Hoteliers next steps
This is the year for hoteliers to take control of their website to begin delivering direct bookings and improving the relationship with existing customers. Together with a more sophisticated approach to managing distribution channels, no longer just rate distribution but also the necessity for content distribution. Booking.com and wholesales will be taken more seriously as the larger OTA market begins to settle and the consumer product offering becomes clearer, making customer acquisition more affordable.
The result of new EU regulations will mean rate parity will be eliminated, which is even affecting the Turkish market as the industry begins to homogenise across the world. OTAs will be required to reduce its influence on hotels to maintain rate parity, and this will give hoteliers greater freedom and opportunity to drive direct bookings.
OTAs are becoming worried of technology and marketing providers as they begin to snap them up as an inclusion to their sales channel and distribution services.
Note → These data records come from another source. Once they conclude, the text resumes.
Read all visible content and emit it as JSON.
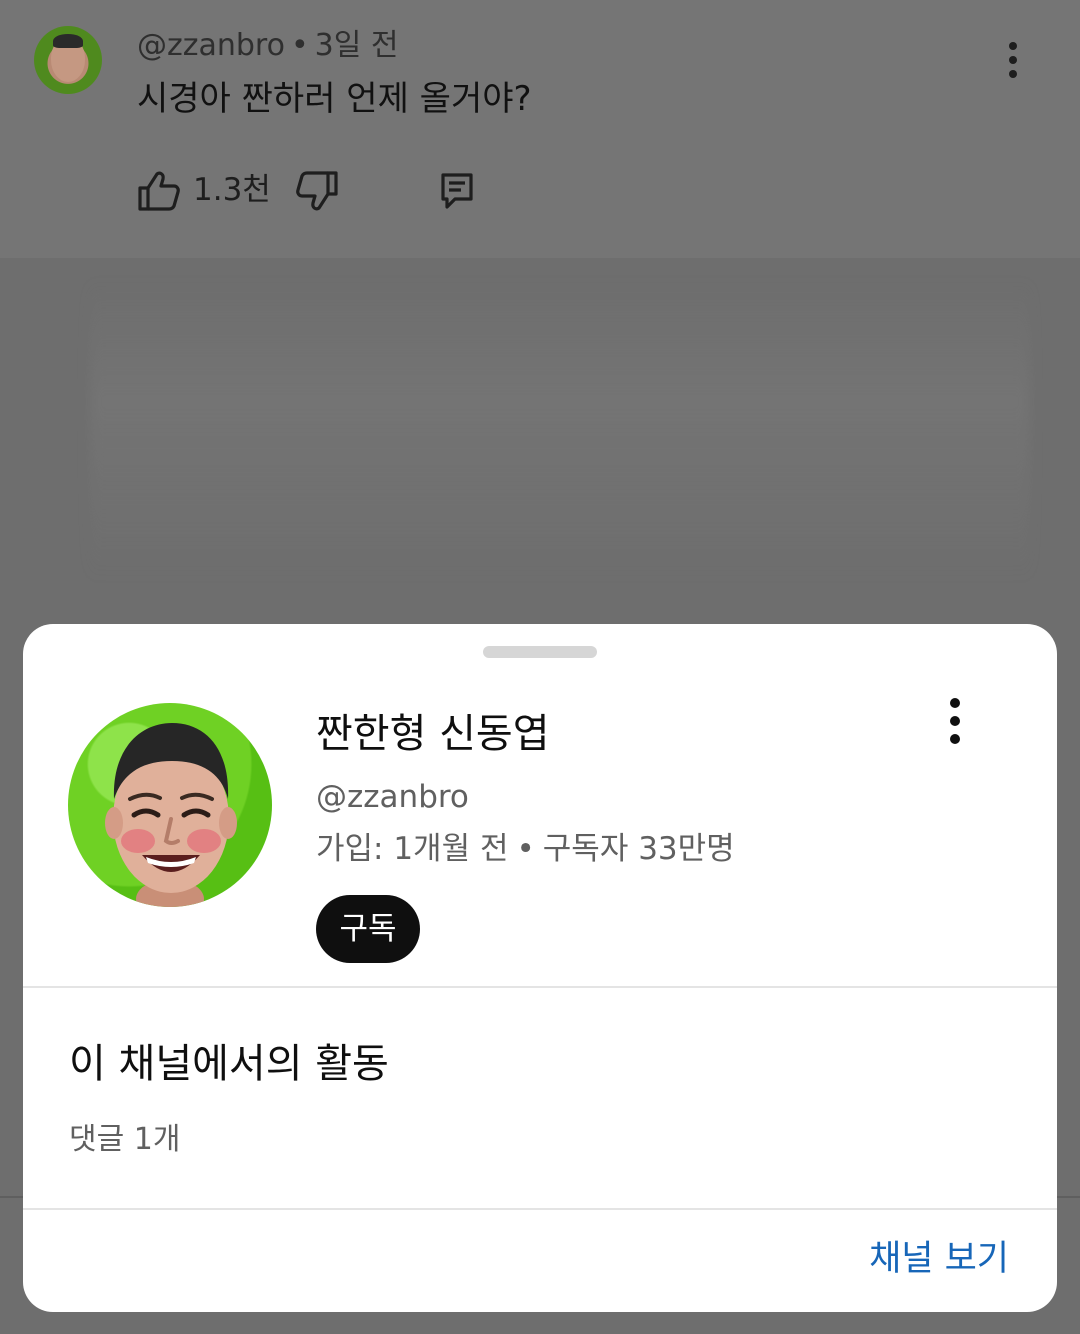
{
  "background_comment": {
    "author_handle": "@zzanbro",
    "separator": "•",
    "time_ago": "3일 전",
    "text": "시경아 짠하러 언제 올거야?",
    "like_count": "1.3천",
    "icons": {
      "more": "more-vert-icon",
      "like": "thumbs-up-icon",
      "dislike": "thumbs-down-icon",
      "reply": "reply-icon"
    }
  },
  "channel_sheet": {
    "name": "짠한형 신동엽",
    "handle": "@zzanbro",
    "joined": "가입: 1개월 전",
    "separator": "•",
    "subscribers": "구독자 33만명",
    "subscribe_label": "구독",
    "activity_title": "이 채널에서의 활동",
    "activity_count": "댓글 1개",
    "view_channel_label": "채널 보기",
    "icons": {
      "more": "more-vert-icon"
    }
  },
  "colors": {
    "link": "#1766b8",
    "subscribe_button": "#0f0f0f",
    "avatar_background": "#6fd124"
  }
}
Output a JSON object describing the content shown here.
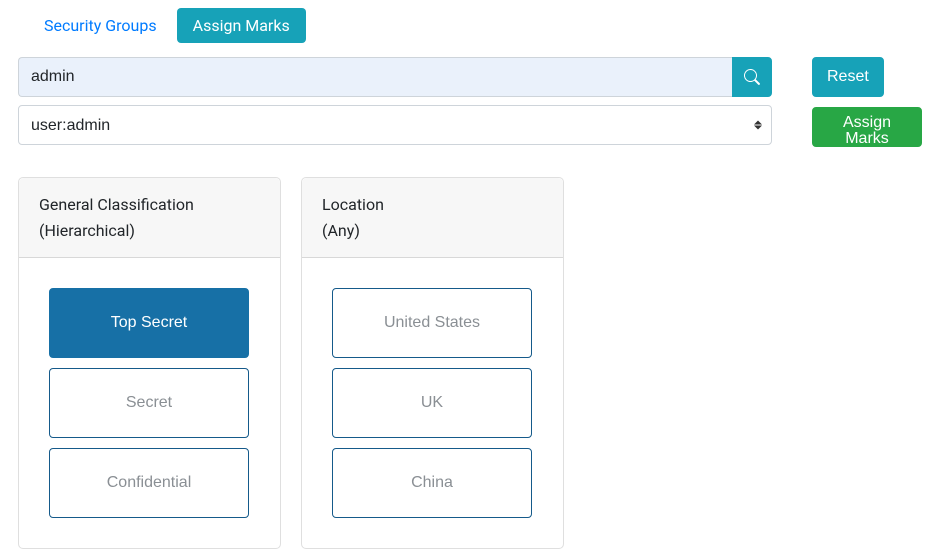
{
  "tabs": {
    "security_groups": "Security Groups",
    "assign_marks": "Assign Marks"
  },
  "search": {
    "value": "admin"
  },
  "user_select": {
    "selected": "user:admin"
  },
  "buttons": {
    "reset": "Reset",
    "assign_marks": "Assign Marks"
  },
  "cards": [
    {
      "title_line1": "General Classification",
      "title_line2": "(Hierarchical)",
      "marks": [
        {
          "label": "Top Secret",
          "selected": true
        },
        {
          "label": "Secret",
          "selected": false
        },
        {
          "label": "Confidential",
          "selected": false
        }
      ]
    },
    {
      "title_line1": "Location",
      "title_line2": "(Any)",
      "marks": [
        {
          "label": "United States",
          "selected": false
        },
        {
          "label": "UK",
          "selected": false
        },
        {
          "label": "China",
          "selected": false
        }
      ]
    }
  ]
}
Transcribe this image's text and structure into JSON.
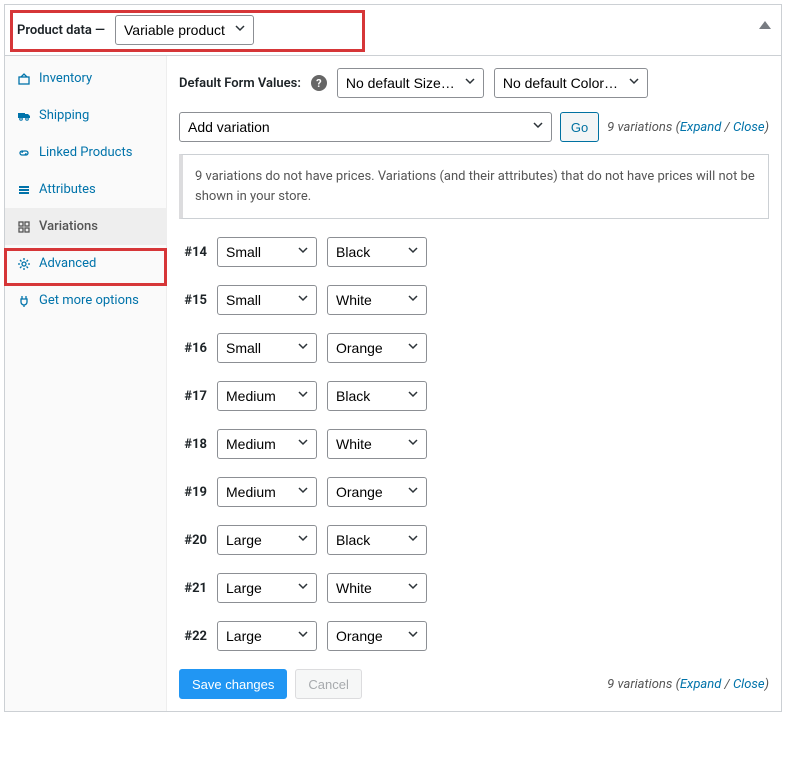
{
  "header": {
    "label": "Product data —",
    "productType": "Variable product"
  },
  "sidebar": {
    "items": [
      {
        "label": "Inventory"
      },
      {
        "label": "Shipping"
      },
      {
        "label": "Linked Products"
      },
      {
        "label": "Attributes"
      },
      {
        "label": "Variations"
      },
      {
        "label": "Advanced"
      },
      {
        "label": "Get more options"
      }
    ]
  },
  "main": {
    "defaultFormLabel": "Default Form Values:",
    "defaultSize": "No default Size…",
    "defaultColor": "No default Color…",
    "addVariation": "Add variation",
    "goLabel": "Go",
    "countsText": "9 variations",
    "expandLabel": "Expand",
    "closeLabel": "Close",
    "noticeText": "9 variations do not have prices. Variations (and their attributes) that do not have prices will not be shown in your store.",
    "variations": [
      {
        "id": "#14",
        "size": "Small",
        "color": "Black"
      },
      {
        "id": "#15",
        "size": "Small",
        "color": "White"
      },
      {
        "id": "#16",
        "size": "Small",
        "color": "Orange"
      },
      {
        "id": "#17",
        "size": "Medium",
        "color": "Black"
      },
      {
        "id": "#18",
        "size": "Medium",
        "color": "White"
      },
      {
        "id": "#19",
        "size": "Medium",
        "color": "Orange"
      },
      {
        "id": "#20",
        "size": "Large",
        "color": "Black"
      },
      {
        "id": "#21",
        "size": "Large",
        "color": "White"
      },
      {
        "id": "#22",
        "size": "Large",
        "color": "Orange"
      }
    ],
    "saveLabel": "Save changes",
    "cancelLabel": "Cancel"
  }
}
Booking.com purchased buteeq and pricematch exactly for this purpose, Accor acquired fastbooking, and Hotelbeds offer a direct booking engine and accompanying products for hotel websites. This will be the greater focus and worry for OTAs in order to increase revenue opportunities and improve hotel retention, reminiscent of the old hotel representation model. OTAs are trying to be too many things without focusing on what they specialise in very well, which is eating away at their business and core abilities.
8 Predictions: New technologies and innovation in 2016
1. Market will be more consolidated and monopolized. There will be more acquisitions and mergers in 2016 and 2017, especially within the mid-market
2. Channel management companies will begin to struggle during 2016. Central Reservation Systems (CRS) will consolidate the market and begin to focus on CRS offering to stay alive. Channel manager business will be more self-service; hotels will do more of their own mappings to have more control, especially with changes to rate parity
3. Companies selling "whole package" technology and services will be better off; those who offer stand-alone products will begin to diminish.
4. GDS-only companies will continue to struggle financially, and will likely go bankrupt. Hoteliers need to seeks services that integrate GDS as part of an offering.
5. Booking engines will need channel managers incorporated in their system and company, without which the market potentially is significantly reduced.
6. Property Management Systems (PMS) will begin losing touch with the market, especially online booking engine and channel management business, because the first requires online sales expertise and the latter requires a lot of support.
7. Google is expected to launch a new product, which will rock the market. A likely move from CPC to CPA, like TripAdvisor moved from tripconnect (CPC) to instant booking (CPA). This is going to filter throughout the market.
8. What is the future of MetaSearch Engines as business significantly grows and diversifies? We are likely to see a watering down of big international chains so heavily influencing the results.